TASK: Which lines of the data below include the string "label"? Return each of them.

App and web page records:

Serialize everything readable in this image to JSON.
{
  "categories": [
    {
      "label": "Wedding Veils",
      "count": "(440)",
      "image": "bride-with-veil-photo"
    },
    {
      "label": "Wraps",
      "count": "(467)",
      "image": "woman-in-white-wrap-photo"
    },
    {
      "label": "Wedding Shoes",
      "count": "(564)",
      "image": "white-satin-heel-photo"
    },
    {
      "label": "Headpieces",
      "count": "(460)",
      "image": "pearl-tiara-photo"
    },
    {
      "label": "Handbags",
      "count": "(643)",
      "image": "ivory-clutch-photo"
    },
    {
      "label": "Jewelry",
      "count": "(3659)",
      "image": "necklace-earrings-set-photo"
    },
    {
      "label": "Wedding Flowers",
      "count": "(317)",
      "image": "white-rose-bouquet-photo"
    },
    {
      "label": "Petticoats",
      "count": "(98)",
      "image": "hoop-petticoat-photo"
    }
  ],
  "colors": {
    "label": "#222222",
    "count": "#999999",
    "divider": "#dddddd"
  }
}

TASK RESPONSE:
      "label": "Wedding Veils",
      "label": "Wraps",
      "label": "Wedding Shoes",
      "label": "Headpieces",
      "label": "Handbags",
      "label": "Jewelry",
      "label": "Wedding Flowers",
      "label": "Petticoats",
    "label": "#222222",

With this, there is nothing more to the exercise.